What Is Diastolic Heart Failure?
Diastolic heart failure, or diastolic dysfunction, happens when the part of the heart responsible for pumping blood out to the rest of the body — the left ventricle — has stiffened. As a result, the heart can’t fill with blood between beats as it should.
A clinical measure of diastolic heart failure is preserved ejection fraction. Ejection fraction refers to how much blood the left ventricle pumps out. A normal ejection fraction is more than 55%. With diastolic heart failure, the left ventricle’s ejection fraction is preserved, meaning it is pumping out the blood it has sufficiently. But it isn’t filling properly between beats (diastolic dysfunction), so it has less blood to move along.

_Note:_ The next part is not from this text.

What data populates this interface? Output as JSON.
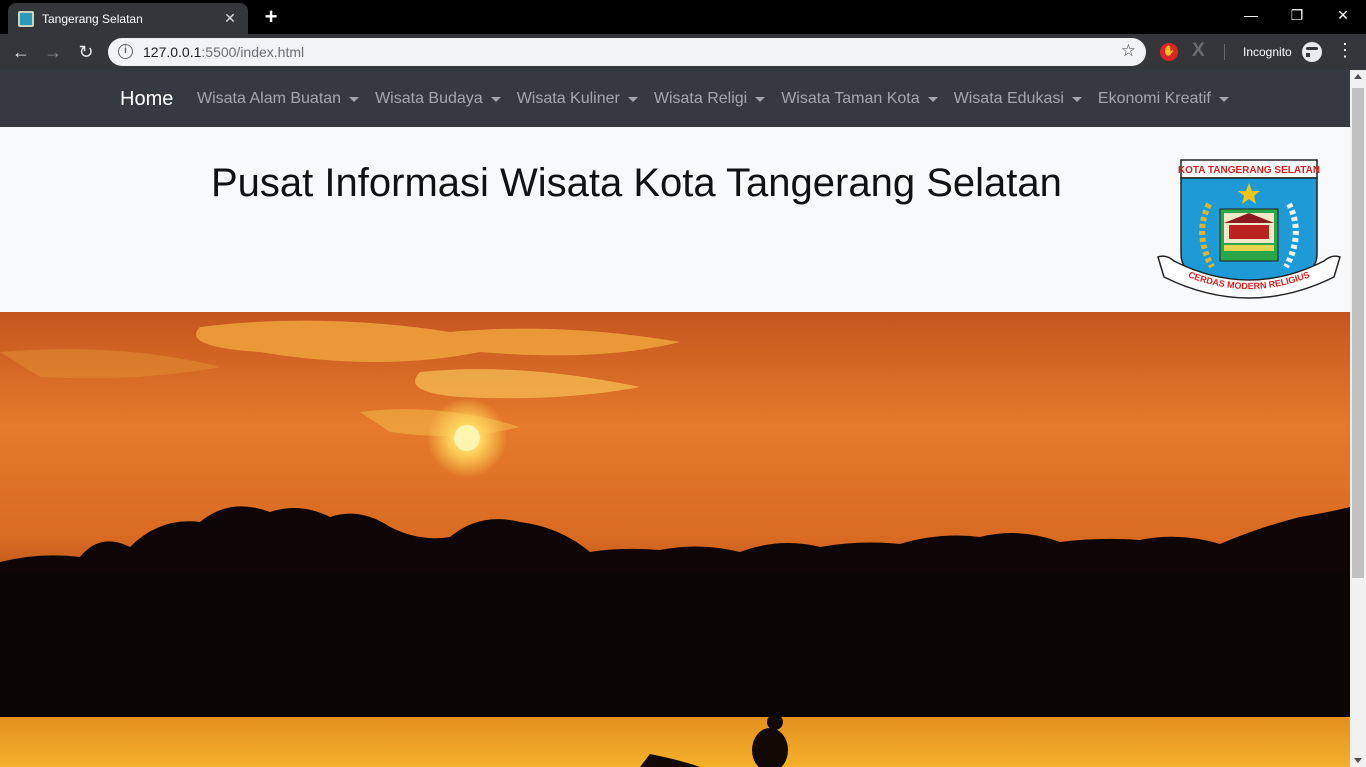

To compensate, your heart may increase pressure inside the ventricle — corresponding to the bottom number in your blood pressure reading — to try to fill it.
More patients with diastolic heart failure, diastolic dysfunction and other heart conditions entrust their care to Norton Heart & Vascular Institute than any other provider in the Louisville and Southern Indiana area. Our board-certified and fellowship-trained cardiologists and other specialists in the Advanced Heart Failure and Recovery Program are at the leading edge of advanced treatments for diastolic heart failure.
Systolic Versus Diastolic Heart Failure
The key difference between systolic and diastolic heart failure is in how well the left ventricle is pumping blood. As blood circulates though the heart, it’s final trip before going out to the rest of the body is the left ventricle. If it isn’t performing well, the body doesn’t get enough oxygen-rich blood, and fluids can back up — affecting the lungs, kidneys and other organs.
Diastolic heart failure means the left ventricle pumping out as it should, but when it relaxes to refill with blood between beats it isn’t taking in as much as it needs to. In cases of systolic heart failure, the left ventricle is filling with blood, but can’t pump it out effectively.
Diagnosing systolic versus diastolic heart failure can be difficult and requires experience, skill and access to leading-edge tools possessed by the specialists at the Advanced Heart Failure and Recovery Program.
Precise diagnosis is crucial, because the treatments for systolic or diastolic heart failure can be quite different, especially when mechanical assist devices may be needed.
Diastolic Heart Failure Symptoms
Chronic diastolic heart failure comes on slowly with age and is the most common form. Acute diastolic heart failure comes on suddenly, often with sudden difficulty breathing and fatigue.
The outward symptoms of diastolic heart failure and systolic heart failure are the same. Your Advanced Heart Failure and Recovery Program providers will be able to make an accurate diagnosis. Symptoms can include:
- Brain fog – difficulty concentrating or staying alert
- Fluid collection in the abdomen
- Heart palpitations
- Nausea and lack of appetite
- Persistent cough, wheezing
- Reduced exercise tolerance
- Shortness of breath either while lying down or active
- Swelling in the legs and ankles, possibly with sudden weight gain
Diastolic Heart Failure Treatment
We work with you to develop a customized treatment plan that fits your condition and goals.
Every case of diastolic heart failure is unique and complex. The specialists at the Advanced Heart Failure and Recovery Program have the expertise ant leading-edge treatments to relieve symptoms and slow the disease’s progress.
Diastolic heart failure treatment at the Advanced Heart Failure and Recovery Program includes lifestyle and dietary changes, medication to control blood pressure and heart rate, and diuretics to reduce fluid retention.
Patients with diastolic heart failure often have coronary artery disease as well, and our cardiologists may recommend surgery or minimally invasive procedures to remove built-up plaque in the blood vessels.
Our full-time nurse navigator meets with patients to provide details of their condition, answer any questions and review dietary adjustments, physical therapy and other changes to slow the progress of diastolic heart failure.
The nurse navigator will arrange for home health services, acute rehabilitation services and other assistance for patients so they can be successful managing their disease at home and reduce the need for hospital stays.
The Advanced Heart Failure and Recovery Program’s full-time social worker helps patients with insurance, housing and other needs. Heart failure workshops are designed to provide tools, resources and a more in-depth education on how to live fully with heart failure.
Hypertension medications can include beta-blockers, ACE inhibitors, and angiotensin receptor blockers (ARBs). Medication may be used to reduce congestion in the lungs.